History[edit]

British XVI Corps was formed in Salonika in January 1916 under Lieutenant General George Milne.[1] Milne was starved of resources by Sir William Robertson who considered all operations outside the Western Front to be "side shows".[2] The Corps Headquarters were at Kirechkoi to the east of Thessaloniki from January 1916 until the advance to the Struma in September 1916.[3] From May 1916 it was one of two divisions within the British Salonika Army. The campaign developed into a battle for position with trenches and emplacements from which the General Officer Commanding (Lieutenant-General Charles Briggs) undertook limited actions to capture Bulgarian and Turkish positions in a river valley that was infested with mosquitos.[4] British operations in the Balkans Campaign were costly: the allies lost over 7,000 troops at the Battle of Doiran in September 1918 alone.[5]

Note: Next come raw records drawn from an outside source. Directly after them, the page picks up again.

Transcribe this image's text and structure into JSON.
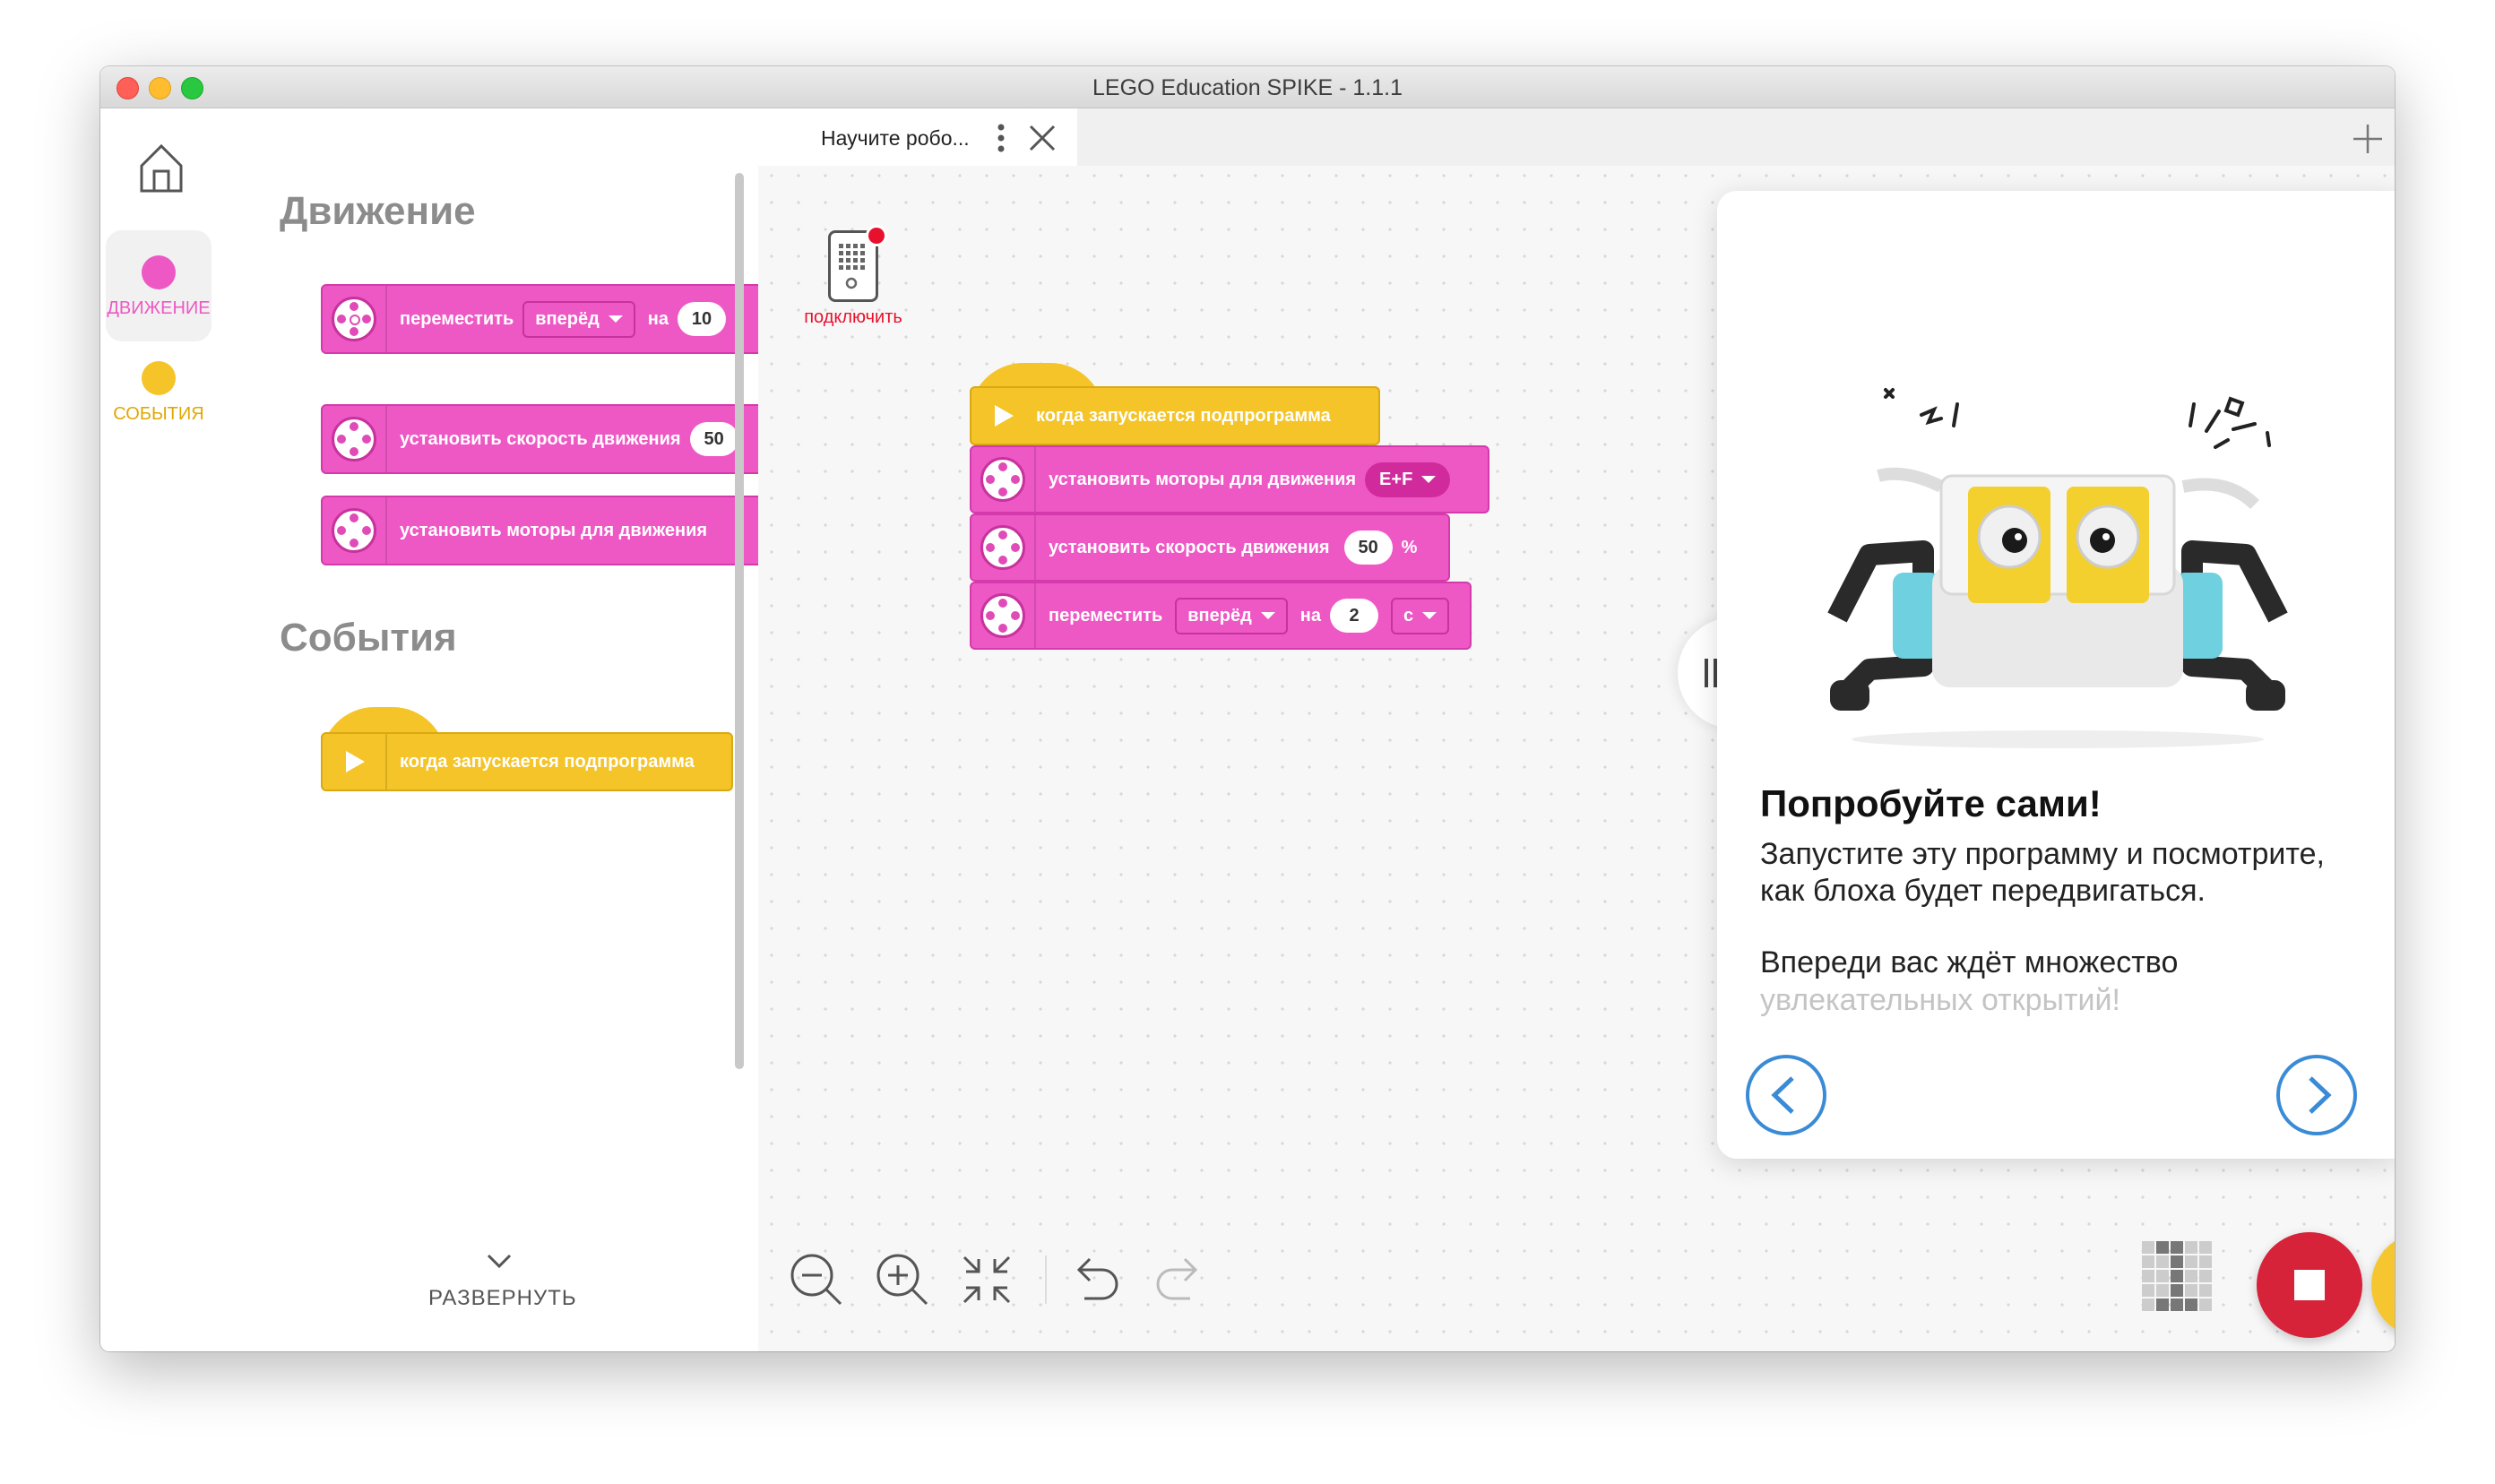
{
  "window": {
    "title": "LEGO Education SPIKE - 1.1.1"
  },
  "rail": {
    "categories": [
      {
        "label": "ДВИЖЕНИЕ",
        "color": "#ee58c4"
      },
      {
        "label": "СОБЫТИЯ",
        "color": "#f5c428"
      }
    ],
    "expand_label": "РАЗВЕРНУТЬ"
  },
  "palette": {
    "movement_title": "Движение",
    "events_title": "События",
    "blocks": [
      {
        "label": "переместить",
        "dropdown": "вперёд",
        "on": "на",
        "value": "10"
      },
      {
        "label": "установить скорость движения",
        "value": "50"
      },
      {
        "label": "установить моторы для движения"
      },
      {
        "label": "когда запускается подпрограмма"
      }
    ]
  },
  "tab": {
    "title": "Научите робо..."
  },
  "hub": {
    "connect_label": "подключить"
  },
  "program": {
    "hat": "когда запускается подпрограмма",
    "set_motors": {
      "label": "установить моторы для движения",
      "ports": "E+F"
    },
    "set_speed": {
      "label": "установить скорость движения",
      "value": "50",
      "unit": "%"
    },
    "move": {
      "label": "переместить",
      "direction": "вперёд",
      "on": "на",
      "value": "2",
      "unit": "с"
    }
  },
  "tutorial": {
    "heading": "Попробуйте сами!",
    "para1": "Запустите эту программу и посмотрите, как блоха будет передвигаться.",
    "para2_line1": "Впереди вас ждёт множество",
    "para2_line2": "увлекательных открытий!"
  },
  "colors": {
    "movement": "#ee58c4",
    "events": "#f5c428",
    "stop": "#d6233a",
    "run": "#f6c630",
    "link": "#3a8bd6"
  }
}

Component units[edit]

Component units included:[6]

British XVI Corps

Second World War[edit]

In World War II the British XVI Corps was notionally reformed as part of the British Twelfth Army, a fictitious formation created under Operation Cascade. The formation insignia was a phoenix arising from red flames and bearing a flaming torch in its mouth, on a white ground.[7]

Subordinate units[edit]

As initially created, the corps contained the following divisions in addition to the usual supporting troops:[7]

General Officers Commanding[edit]

Commanders included:

References[edit]

  1. ^ a b The British Corps of 1914-1918
  2. ^ a b Heathcote, T.A., p.210
  3. ^ Ashtead War Memorials Leatherhead Local History
  4. ^ Stramash on the Struma 1919
  5. ^ Wakefield and Moody, p.217
  6. ^ Alan Wakefield & Simon Moody, Under the Devil's Eye: Britain's Forgotten Army at Salonika 1915–1918, Stroud: Sutton Publishing (2004).
  7. ^ a b Thaddeus Holt. The Deceivers: Allied Military Deception in the Second World War. Phoenix. 2005. ISBN 0-7538-1917-1
  8. ^ Who's who in World War One By J. M. Bourne, p.38
  • Heathcote, T.A. (1999). The British Field Marshals 1736-1997. Pen & Sword Books Ltd. ISBN 0-85052-696-5
  • Alan Wakefield, Simon Moody, Under the Devil's Eye; Britain's Forgotten Army in Salonika, 1915-1918. ISBN 0-7509-3537-5

External links[edit]